Climate and environmental changes since the Last Glacial Maximum in the tropical zone of West Africa are usually inferred from marine and continental records. In this study, the potential of carbonate pedo-sedimentary geosystems, i.e. Vertisol relics, to record paleoenvironmental changes in the southwestern part of Chad Basin are investigated. A mu...
Poster
Full-text available
The capacity of soils to mitigate climate change through carbon sequestration depends on the quantitative but also the qualitative changes in soil organic carbon (SOC). In particular, the stability of SOC has to be considered to evaluate the long-term fate of the soil carbon stocks. The aim of this study was to assess the accurateness of thermal an...
Article
Full-text available
Urban agriculture is crucial to local populations, but the risk of it contaminating water has rarely been documented. The aim of this study was to assess pesticide contamination of surface waters from the Méfou watershed (Yaoundé, Cameroon) by 32 selected herbicides, fungicides, and insecticides (mainly polar) according to their local application,...
Article
Clist et al. (1) challenge our conclusions (2), criticizing our archaeological synthesis to maintain that the late Holocene rainforest crisis (LHRC) in Western Central Africa (WCA) was not triggered by human activity. Clist et al. (1) claim that the archaeological 14C dates we used were not critically evaluated, as we were more concerned with the q...
Article
Originally developed for use in the petroleum industry, Rock-Eval pyrolysis is a technique commonly applied to lake sediments to infer paleoenvironmental reconstructions. The standard Rock-Eval parameters provide information on the amount of total organic and inorganic carbon (TOC and MinC, respectively), and are usually interpreted as proxies for...
Article
Full-text available
Background and Aims The oxalate-carbonate pathway (OCP) has been observed in acidic tropical soils with low alkaline cation content where compartments are transient and fed by the rapid turnover of organic matter. By acting on edaphic parameters, the OCP may influence soil nutrient distribution. This study aims at assessing the influence of the OCP...
Article
Full-text available

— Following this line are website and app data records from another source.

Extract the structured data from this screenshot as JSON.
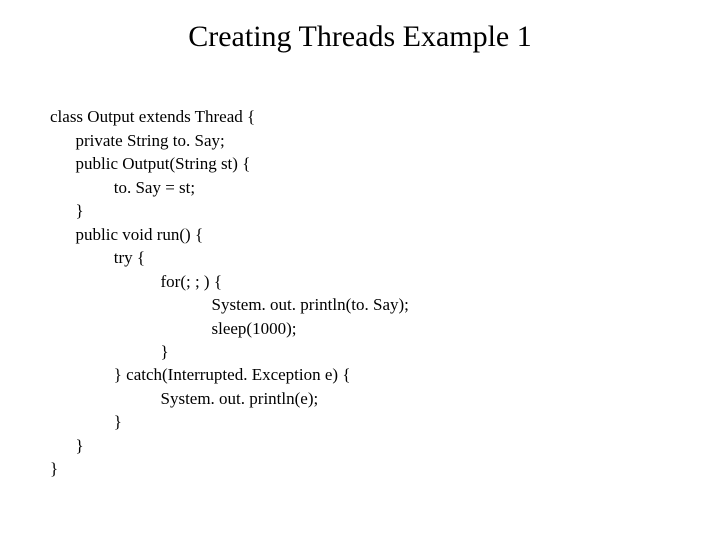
{
  "title": "Creating Threads Example 1",
  "code": {
    "l01": "class Output extends Thread {",
    "l02": "      private String to. Say;",
    "l03": "      public Output(String st) {",
    "l04": "               to. Say = st;",
    "l05": "      }",
    "l06": "      public void run() {",
    "l07": "               try {",
    "l08": "                          for(; ; ) {",
    "l09": "                                      System. out. println(to. Say);",
    "l10": "                                      sleep(1000);",
    "l11": "                          }",
    "l12": "               } catch(Interrupted. Exception e) {",
    "l13": "                          System. out. println(e);",
    "l14": "               }",
    "l15": "      }",
    "l16": "}"
  }
}
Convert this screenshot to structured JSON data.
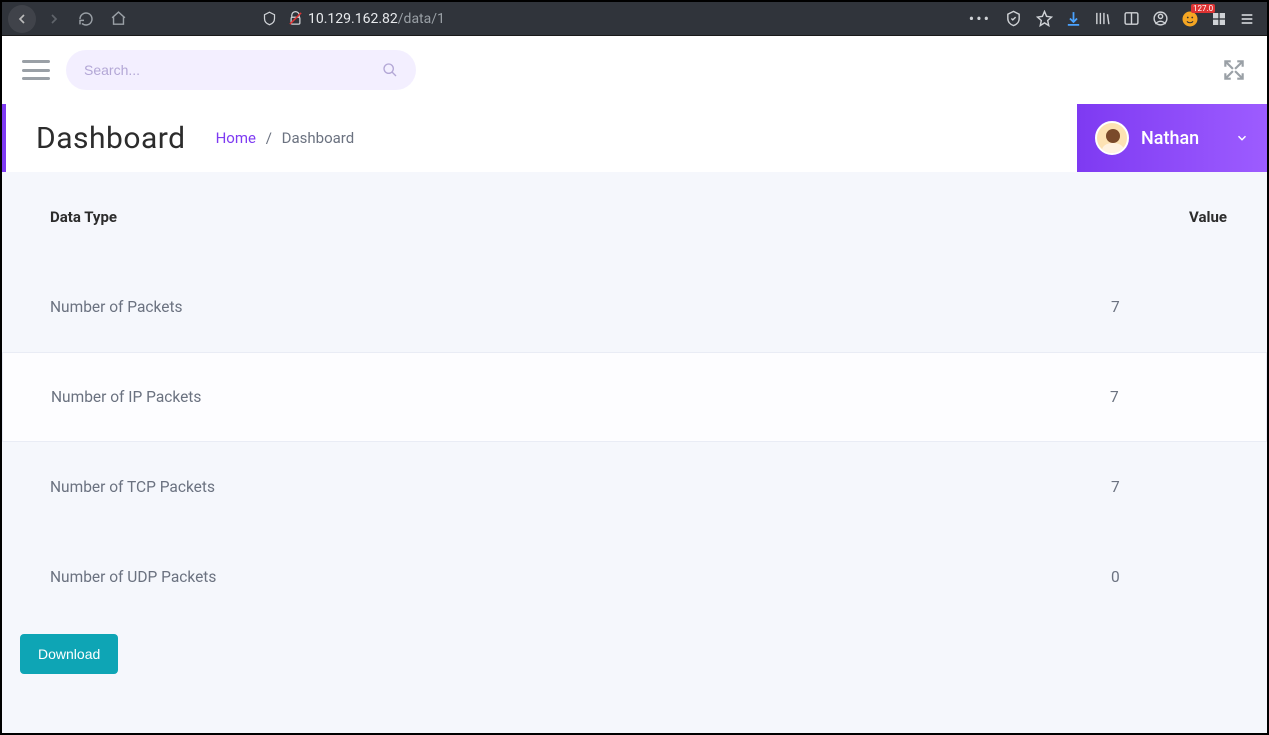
{
  "browser": {
    "url_host": "10.129.162.82",
    "url_path": "/data/1",
    "toolbar_badge": "127.0"
  },
  "search": {
    "placeholder": "Search..."
  },
  "header": {
    "title": "Dashboard",
    "breadcrumb_home": "Home",
    "breadcrumb_current": "Dashboard"
  },
  "user": {
    "name": "Nathan"
  },
  "table": {
    "headers": {
      "type": "Data Type",
      "value": "Value"
    },
    "rows": [
      {
        "type": "Number of Packets",
        "value": "7",
        "highlight": false
      },
      {
        "type": "Number of IP Packets",
        "value": "7",
        "highlight": true
      },
      {
        "type": "Number of TCP Packets",
        "value": "7",
        "highlight": false
      },
      {
        "type": "Number of UDP Packets",
        "value": "0",
        "highlight": false
      }
    ]
  },
  "actions": {
    "download": "Download"
  }
}
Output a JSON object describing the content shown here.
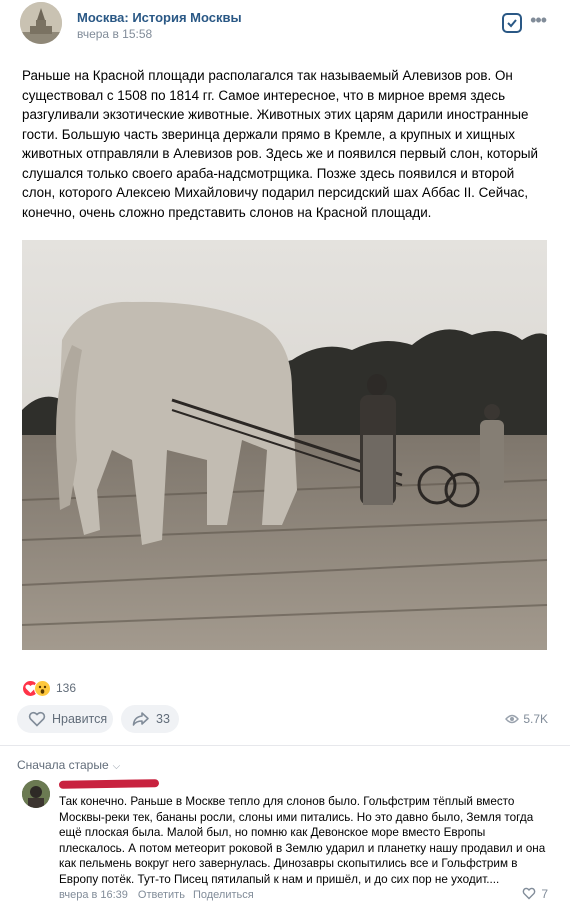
{
  "post": {
    "group_name": "Москва: История Москвы",
    "time": "вчера в 15:58",
    "text": "Раньше на Красной площади располагался так называемый Алевизов ров. Он существовал с 1508 по 1814 гг. Самое интересное, что в мирное время здесь разгуливали экзотические животные. Животных этих царям дарили иностранные гости. Большую часть зверинца держали прямо в Кремле, а крупных и хищных животных отправляли в Алевизов ров. Здесь же и появился первый слон, который слушался только своего араба-надсмотрщика. Позже здесь появился и второй слон, которого Алексею Михайловичу подарил персидский шах Аббас II. Сейчас, конечно, очень сложно представить слонов на Красной площади.",
    "reactions_count": "136",
    "like_label": "Нравится",
    "share_count": "33",
    "views": "5.7K"
  },
  "comments": {
    "sort_label": "Сначала старые",
    "items": [
      {
        "text": "Так конечно. Раньше в Москве тепло для слонов было. Гольфстрим тёплый вместо Москвы-реки тек, бананы росли, слоны ими питались. Но это давно было, Земля тогда ещё плоская была. Малой был, но помню как Девонское море вместо Европы плескалось. А потом метеорит роковой в Землю ударил и планетку нашу продавил и она как пельмень вокруг него завернулась. Динозавры скопытились все и Гольфстрим в Европу потёк. Тут-то Писец пятилапый к нам и пришёл, и до сих пор не уходит....",
        "time": "вчера в 16:39",
        "reply_label": "Ответить",
        "share_label": "Поделиться",
        "likes": "7"
      }
    ]
  },
  "colors": {
    "link": "#2a5885",
    "secondary": "#818c99",
    "button_bg": "#f0f2f5"
  }
}
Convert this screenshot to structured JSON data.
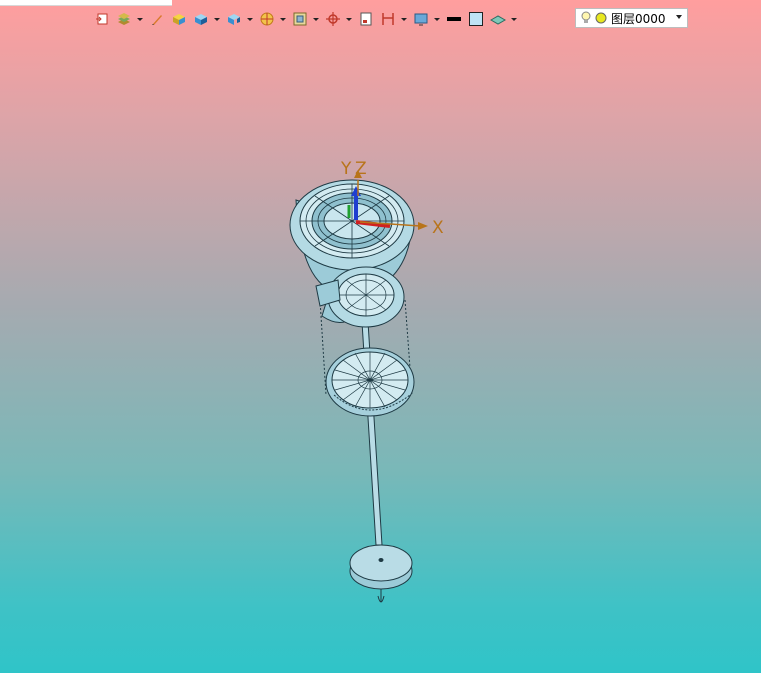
{
  "layer_selector": {
    "value": "图层0000"
  },
  "axes": {
    "x_label": "X",
    "y_label": "Y",
    "z_label": "Z"
  },
  "toolbar_icons": [
    "view-orient-icon",
    "layers-icon",
    "pen-icon",
    "box-yellow-icon",
    "box-blue-icon",
    "box-section-icon",
    "render-style-icon",
    "frame-icon",
    "target-icon",
    "page-icon",
    "measure-icon",
    "display-icon",
    "line-color-icon",
    "fill-color-icon",
    "material-icon"
  ],
  "colors": {
    "background_top": "#ff9e9e",
    "background_bottom": "#2fc4c8",
    "model_fill": "#a9d3df",
    "model_stroke": "#1e3a44",
    "axis_label": "#b8741a"
  }
}
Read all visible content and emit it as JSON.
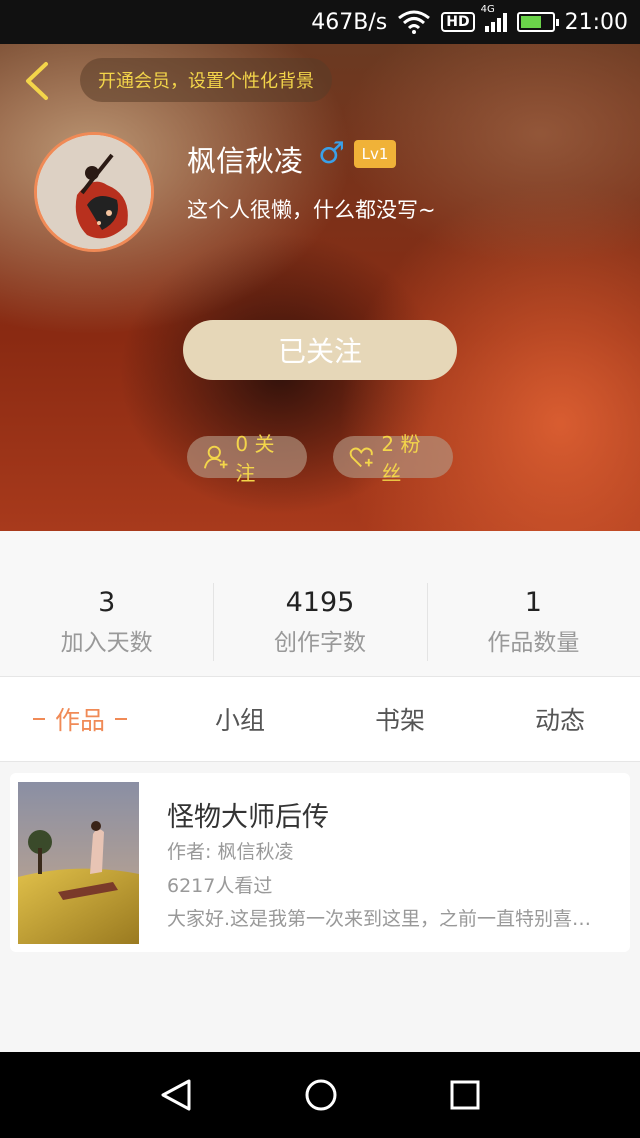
{
  "status_bar": {
    "speed": "467B/s",
    "hd": "HD",
    "network": "4G",
    "time": "21:00"
  },
  "header": {
    "vip_prompt": "开通会员，设置个性化背景",
    "username": "枫信秋凌",
    "gender_symbol": "♂",
    "level": "Lv1",
    "bio": "这个人很懒，什么都没写~",
    "follow_state": "已关注",
    "following_label": "0 关注",
    "fans_label": "2 粉丝"
  },
  "stats": [
    {
      "value": "3",
      "label": "加入天数"
    },
    {
      "value": "4195",
      "label": "创作字数"
    },
    {
      "value": "1",
      "label": "作品数量"
    }
  ],
  "tabs": [
    "作品",
    "小组",
    "书架",
    "动态"
  ],
  "works": [
    {
      "title": "怪物大师后传",
      "author": "作者: 枫信秋凌",
      "views": "6217人看过",
      "description": "大家好.这是我第一次来到这里，之前一直特别喜欢..."
    }
  ],
  "colors": {
    "accent": "#f08a56",
    "gold": "#f3d54a",
    "gender_blue": "#3aa0e8",
    "level_badge": "#f0b238"
  },
  "icons": {
    "back": "chevron-left-icon",
    "follow": "user-plus-icon",
    "fans": "heart-plus-icon",
    "nav_back": "triangle-back-icon",
    "nav_home": "circle-home-icon",
    "nav_recent": "square-recent-icon"
  }
}
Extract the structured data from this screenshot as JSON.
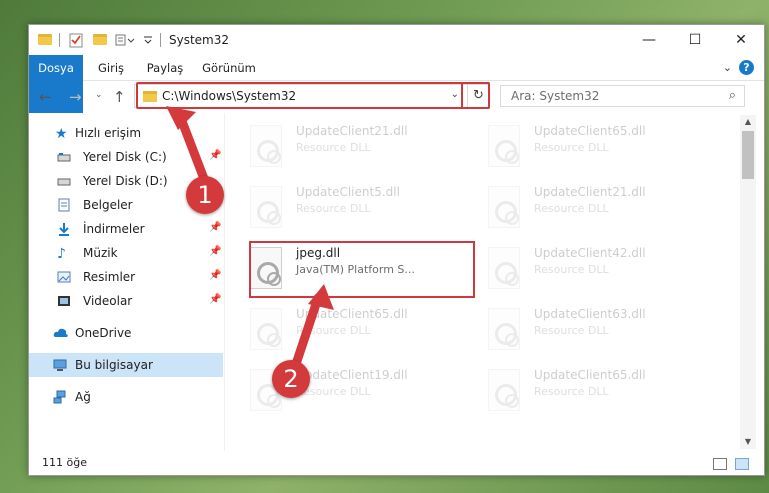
{
  "window": {
    "title": "System32",
    "controls": {
      "minimize": "—",
      "maximize": "☐",
      "close": "✕"
    }
  },
  "ribbon": {
    "tabs": [
      {
        "label": "Dosya",
        "active": true
      },
      {
        "label": "Giriş"
      },
      {
        "label": "Paylaş"
      },
      {
        "label": "Görünüm"
      }
    ],
    "help": "?"
  },
  "address": {
    "path": "C:\\Windows\\System32",
    "search_placeholder": "Ara: System32"
  },
  "navpane": {
    "items": [
      {
        "label": "Hızlı erişim",
        "icon": "star-icon"
      },
      {
        "label": "Yerel Disk (C:)",
        "icon": "drive-icon",
        "pinned": true
      },
      {
        "label": "Yerel Disk (D:)",
        "icon": "drive-icon"
      },
      {
        "label": "Belgeler",
        "icon": "document-icon",
        "pinned": true
      },
      {
        "label": "İndirmeler",
        "icon": "download-icon",
        "pinned": true
      },
      {
        "label": "Müzik",
        "icon": "music-icon",
        "pinned": true
      },
      {
        "label": "Resimler",
        "icon": "picture-icon",
        "pinned": true
      },
      {
        "label": "Videolar",
        "icon": "video-icon",
        "pinned": true
      },
      {
        "label": "OneDrive",
        "icon": "cloud-icon"
      },
      {
        "label": "Bu bilgisayar",
        "icon": "computer-icon",
        "selected": true
      },
      {
        "label": "Ağ",
        "icon": "network-icon"
      }
    ]
  },
  "files": [
    {
      "name": "UpdateClient21.dll",
      "desc": "Resource DLL"
    },
    {
      "name": "UpdateClient65.dll",
      "desc": "Resource DLL"
    },
    {
      "name": "UpdateClient5.dll",
      "desc": "Resource DLL"
    },
    {
      "name": "UpdateClient21.dll",
      "desc": "Resource DLL"
    },
    {
      "name": "jpeg.dll",
      "desc": "Java(TM) Platform S...",
      "highlighted": true
    },
    {
      "name": "UpdateClient42.dll",
      "desc": "Resource DLL"
    },
    {
      "name": "UpdateClient65.dll",
      "desc": "Resource DLL"
    },
    {
      "name": "UpdateClient63.dll",
      "desc": "Resource DLL"
    },
    {
      "name": "UpdateClient19.dll",
      "desc": "Resource DLL"
    },
    {
      "name": "UpdateClient65.dll",
      "desc": "Resource DLL"
    }
  ],
  "status": {
    "count": "111 öğe"
  },
  "annotations": {
    "step1": "1",
    "step2": "2"
  },
  "colors": {
    "accent": "#1979ca",
    "highlight": "#d0393b",
    "selection": "#cce4f7"
  }
}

The rapid expansion of perennial crops is a major threat to biodiversity in Southeast Asia. The biodiversity losses related to the conversion of forest lands to oil palm or rubber plantations (RP) are well documented by recent studies. However, the impact of the conversion from intensively managed annual crops to perennial crops on soil biodiversit...